# [WHAT IS REQUIRED]
Every line of the entries below that carries the string "this" should be copied.

^^^^^^^^

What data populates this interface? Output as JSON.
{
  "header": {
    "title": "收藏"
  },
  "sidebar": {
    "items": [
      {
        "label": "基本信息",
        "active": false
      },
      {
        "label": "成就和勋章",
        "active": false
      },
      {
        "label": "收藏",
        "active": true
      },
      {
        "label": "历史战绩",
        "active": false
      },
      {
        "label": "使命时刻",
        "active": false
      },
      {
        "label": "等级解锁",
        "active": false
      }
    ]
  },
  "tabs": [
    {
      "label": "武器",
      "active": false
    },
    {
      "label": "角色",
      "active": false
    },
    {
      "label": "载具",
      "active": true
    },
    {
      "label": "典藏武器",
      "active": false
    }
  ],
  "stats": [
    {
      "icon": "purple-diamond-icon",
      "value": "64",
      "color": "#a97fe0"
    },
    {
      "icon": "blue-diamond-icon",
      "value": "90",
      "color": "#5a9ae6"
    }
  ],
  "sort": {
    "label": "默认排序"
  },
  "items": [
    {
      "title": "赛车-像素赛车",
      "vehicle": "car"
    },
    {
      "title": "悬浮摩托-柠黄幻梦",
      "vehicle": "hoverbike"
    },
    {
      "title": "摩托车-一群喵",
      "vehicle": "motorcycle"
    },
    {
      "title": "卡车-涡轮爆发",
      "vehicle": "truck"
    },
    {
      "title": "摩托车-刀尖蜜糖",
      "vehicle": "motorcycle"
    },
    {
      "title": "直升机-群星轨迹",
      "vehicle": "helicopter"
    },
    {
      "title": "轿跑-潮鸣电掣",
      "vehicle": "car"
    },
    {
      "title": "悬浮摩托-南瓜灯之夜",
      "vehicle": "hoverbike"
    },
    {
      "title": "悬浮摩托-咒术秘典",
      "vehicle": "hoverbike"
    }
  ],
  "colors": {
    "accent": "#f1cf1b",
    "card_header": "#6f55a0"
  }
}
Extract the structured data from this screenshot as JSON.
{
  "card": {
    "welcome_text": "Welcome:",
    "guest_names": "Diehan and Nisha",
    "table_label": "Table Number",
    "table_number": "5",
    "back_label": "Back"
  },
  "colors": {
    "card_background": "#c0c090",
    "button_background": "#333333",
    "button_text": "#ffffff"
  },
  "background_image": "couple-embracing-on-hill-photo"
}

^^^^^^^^

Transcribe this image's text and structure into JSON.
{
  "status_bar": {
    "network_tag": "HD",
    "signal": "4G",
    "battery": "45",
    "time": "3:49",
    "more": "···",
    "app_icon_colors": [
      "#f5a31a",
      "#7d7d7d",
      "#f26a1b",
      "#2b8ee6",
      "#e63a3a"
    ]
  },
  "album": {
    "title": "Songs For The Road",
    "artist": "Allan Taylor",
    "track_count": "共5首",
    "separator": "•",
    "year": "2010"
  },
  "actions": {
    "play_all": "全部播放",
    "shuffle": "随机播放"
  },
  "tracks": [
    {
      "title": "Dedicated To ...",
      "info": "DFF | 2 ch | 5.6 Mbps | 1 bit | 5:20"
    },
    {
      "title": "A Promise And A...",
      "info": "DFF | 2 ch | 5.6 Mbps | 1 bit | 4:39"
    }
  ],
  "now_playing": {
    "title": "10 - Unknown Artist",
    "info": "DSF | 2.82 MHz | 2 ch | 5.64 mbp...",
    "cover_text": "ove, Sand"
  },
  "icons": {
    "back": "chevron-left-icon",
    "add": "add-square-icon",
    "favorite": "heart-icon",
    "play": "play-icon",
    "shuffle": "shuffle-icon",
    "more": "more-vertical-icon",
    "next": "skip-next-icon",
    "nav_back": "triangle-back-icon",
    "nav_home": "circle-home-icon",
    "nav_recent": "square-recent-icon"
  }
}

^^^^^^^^

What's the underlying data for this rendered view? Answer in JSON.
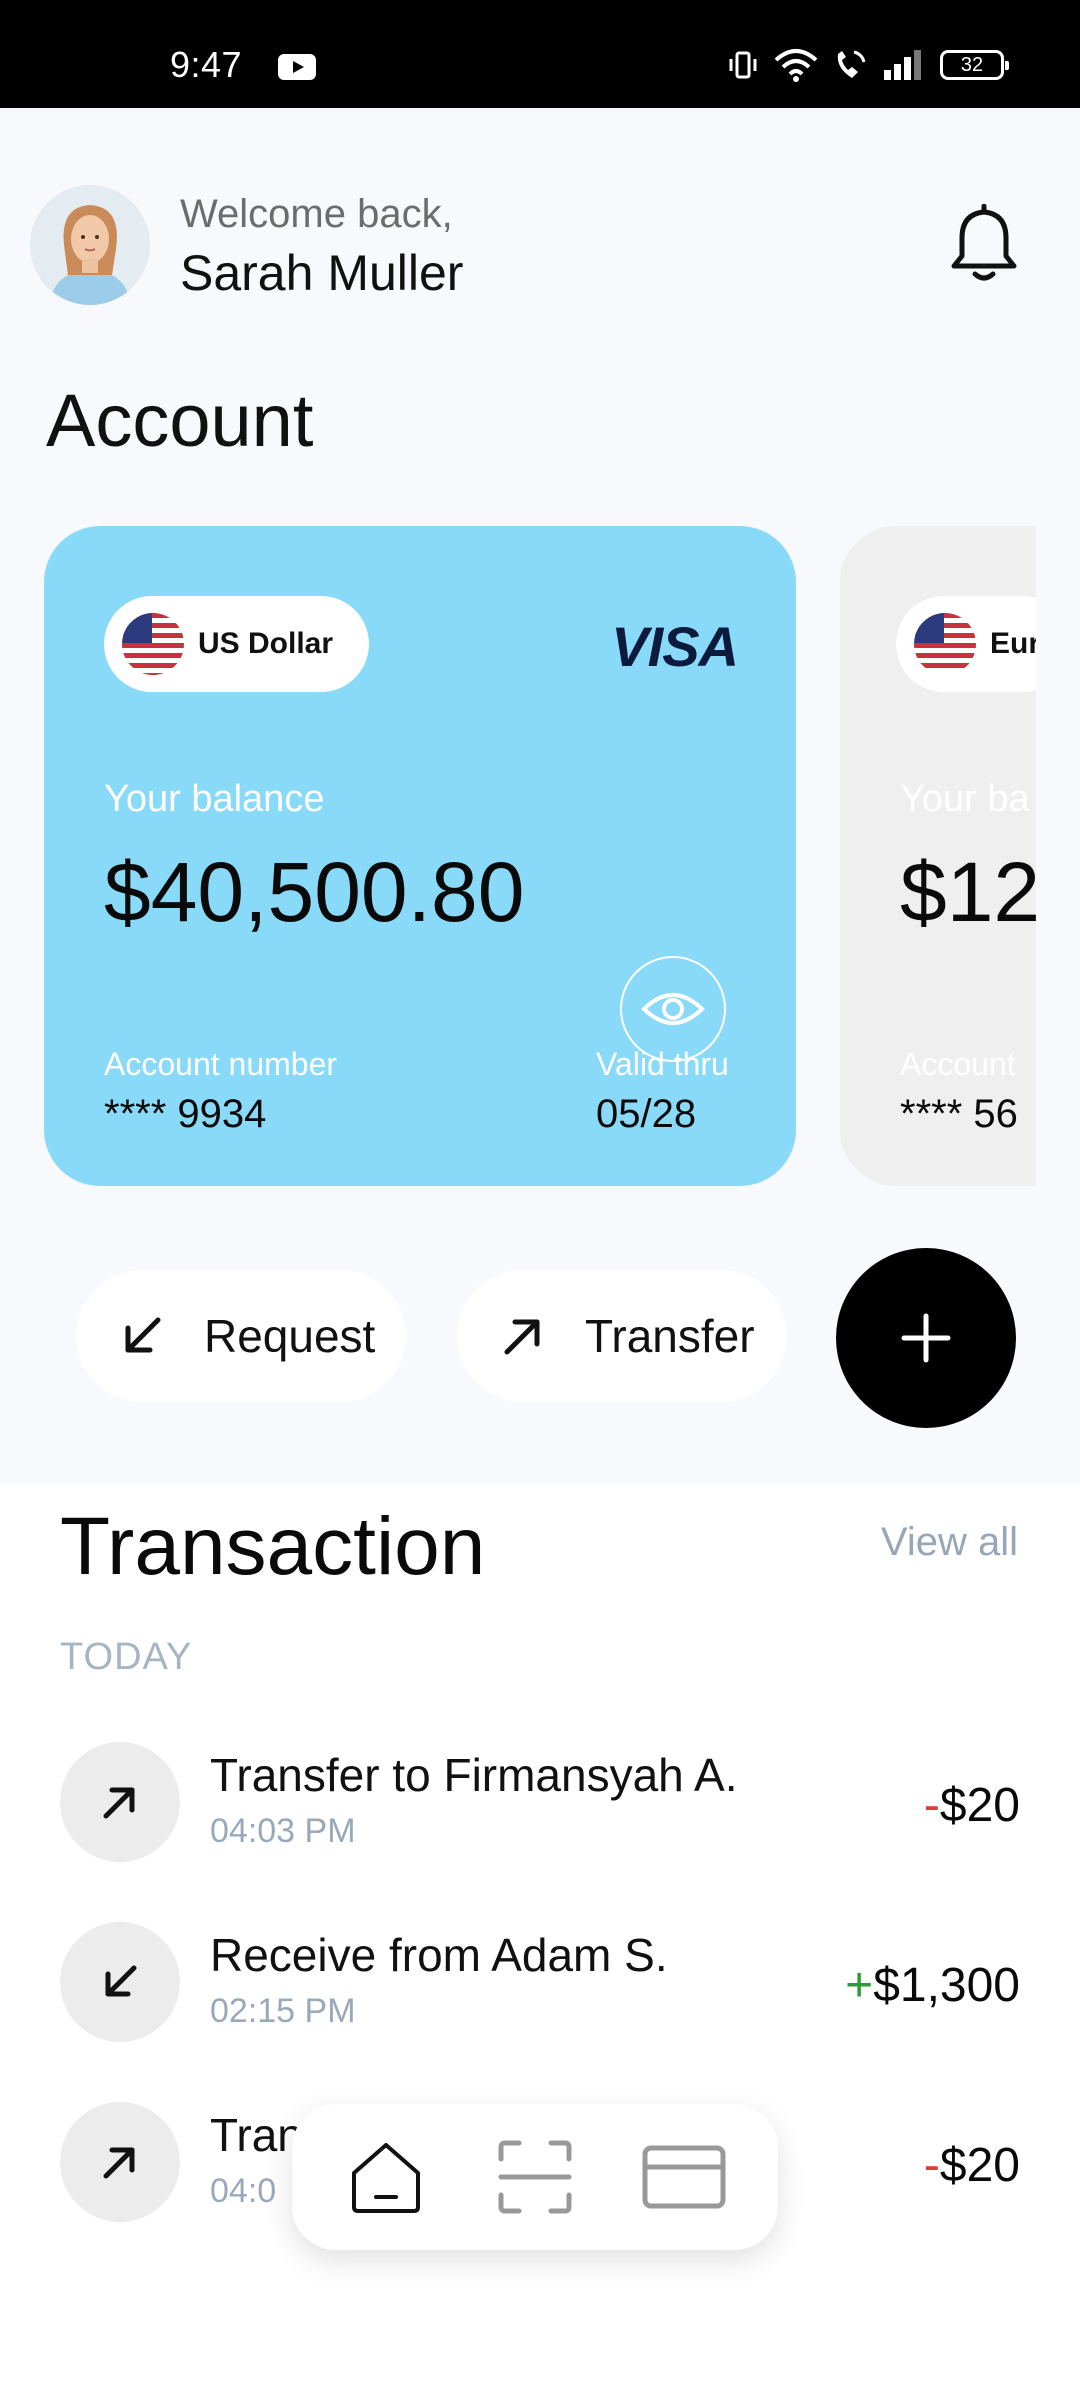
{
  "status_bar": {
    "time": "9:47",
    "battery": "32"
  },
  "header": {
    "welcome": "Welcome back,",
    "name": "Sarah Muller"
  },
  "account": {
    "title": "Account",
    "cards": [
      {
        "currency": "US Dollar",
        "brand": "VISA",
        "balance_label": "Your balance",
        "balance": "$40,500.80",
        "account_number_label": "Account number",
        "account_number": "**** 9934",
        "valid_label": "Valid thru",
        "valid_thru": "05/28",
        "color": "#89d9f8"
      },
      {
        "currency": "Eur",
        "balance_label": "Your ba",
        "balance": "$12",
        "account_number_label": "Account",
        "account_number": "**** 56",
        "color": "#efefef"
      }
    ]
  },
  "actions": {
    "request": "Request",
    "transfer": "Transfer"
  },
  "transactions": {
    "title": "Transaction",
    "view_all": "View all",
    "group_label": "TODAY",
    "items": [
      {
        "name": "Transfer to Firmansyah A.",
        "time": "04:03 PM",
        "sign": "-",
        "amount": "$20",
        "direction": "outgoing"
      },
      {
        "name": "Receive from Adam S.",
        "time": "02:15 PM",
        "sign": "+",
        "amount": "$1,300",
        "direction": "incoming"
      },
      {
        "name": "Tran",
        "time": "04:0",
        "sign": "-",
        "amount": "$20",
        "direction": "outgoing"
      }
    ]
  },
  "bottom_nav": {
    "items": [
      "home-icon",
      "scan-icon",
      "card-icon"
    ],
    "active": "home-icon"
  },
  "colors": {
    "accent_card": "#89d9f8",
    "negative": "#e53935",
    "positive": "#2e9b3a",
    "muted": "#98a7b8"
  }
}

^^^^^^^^

# [WRITTEN SOLUTION]
What data populates this interface? Output as JSON.
Extract the structured data from this screenshot as JSON.
Transcribe this image's text and structure into JSON.
What's the underlying data for this rendered view? Answer in JSON.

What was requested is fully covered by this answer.